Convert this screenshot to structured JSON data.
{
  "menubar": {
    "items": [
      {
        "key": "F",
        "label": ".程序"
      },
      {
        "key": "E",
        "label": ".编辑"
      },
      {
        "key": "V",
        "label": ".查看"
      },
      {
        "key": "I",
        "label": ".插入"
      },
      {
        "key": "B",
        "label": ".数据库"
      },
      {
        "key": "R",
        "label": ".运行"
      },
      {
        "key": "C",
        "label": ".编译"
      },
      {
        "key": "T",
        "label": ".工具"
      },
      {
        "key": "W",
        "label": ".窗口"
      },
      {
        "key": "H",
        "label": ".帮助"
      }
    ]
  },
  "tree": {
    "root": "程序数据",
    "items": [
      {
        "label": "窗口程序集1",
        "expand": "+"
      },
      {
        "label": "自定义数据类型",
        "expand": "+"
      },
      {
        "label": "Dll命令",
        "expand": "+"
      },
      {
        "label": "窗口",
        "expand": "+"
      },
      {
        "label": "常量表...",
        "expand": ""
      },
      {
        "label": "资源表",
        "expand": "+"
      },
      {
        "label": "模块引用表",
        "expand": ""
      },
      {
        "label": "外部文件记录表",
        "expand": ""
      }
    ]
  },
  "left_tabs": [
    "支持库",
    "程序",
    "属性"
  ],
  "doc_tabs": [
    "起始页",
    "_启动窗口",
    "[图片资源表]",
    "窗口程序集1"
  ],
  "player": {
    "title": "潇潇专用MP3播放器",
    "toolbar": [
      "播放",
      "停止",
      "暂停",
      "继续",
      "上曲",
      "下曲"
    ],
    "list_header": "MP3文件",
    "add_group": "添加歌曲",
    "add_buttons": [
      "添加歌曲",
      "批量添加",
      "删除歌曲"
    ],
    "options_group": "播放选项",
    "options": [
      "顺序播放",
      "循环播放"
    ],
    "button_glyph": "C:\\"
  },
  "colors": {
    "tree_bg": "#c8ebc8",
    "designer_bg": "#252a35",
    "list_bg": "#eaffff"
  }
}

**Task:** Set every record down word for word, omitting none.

**Written answer:**
Convert this screenshot to structured JSON data.
{
  "menubar": {
    "items": [
      {
        "key": "F",
        "label": ".程序"
      },
      {
        "key": "E",
        "label": ".编辑"
      },
      {
        "key": "V",
        "label": ".查看"
      },
      {
        "key": "I",
        "label": ".插入"
      },
      {
        "key": "B",
        "label": ".数据库"
      },
      {
        "key": "R",
        "label": ".运行"
      },
      {
        "key": "C",
        "label": ".编译"
      },
      {
        "key": "T",
        "label": ".工具"
      },
      {
        "key": "W",
        "label": ".窗口"
      },
      {
        "key": "H",
        "label": ".帮助"
      }
    ]
  },
  "tree": {
    "root": "程序数据",
    "items": [
      {
        "label": "窗口程序集1",
        "expand": "+"
      },
      {
        "label": "自定义数据类型",
        "expand": "+"
      },
      {
        "label": "Dll命令",
        "expand": "+"
      },
      {
        "label": "窗口",
        "expand": "+"
      },
      {
        "label": "常量表...",
        "expand": ""
      },
      {
        "label": "资源表",
        "expand": "+"
      },
      {
        "label": "模块引用表",
        "expand": ""
      },
      {
        "label": "外部文件记录表",
        "expand": ""
      }
    ]
  },
  "left_tabs": [
    "支持库",
    "程序",
    "属性"
  ],
  "doc_tabs": [
    "起始页",
    "_启动窗口",
    "[图片资源表]",
    "窗口程序集1"
  ],
  "player": {
    "title": "潇潇专用MP3播放器",
    "toolbar": [
      "播放",
      "停止",
      "暂停",
      "继续",
      "上曲",
      "下曲"
    ],
    "list_header": "MP3文件",
    "add_group": "添加歌曲",
    "add_buttons": [
      "添加歌曲",
      "批量添加",
      "删除歌曲"
    ],
    "options_group": "播放选项",
    "options": [
      "顺序播放",
      "循环播放"
    ],
    "button_glyph": "C:\\"
  },
  "colors": {
    "tree_bg": "#c8ebc8",
    "designer_bg": "#252a35",
    "list_bg": "#eaffff"
  }
}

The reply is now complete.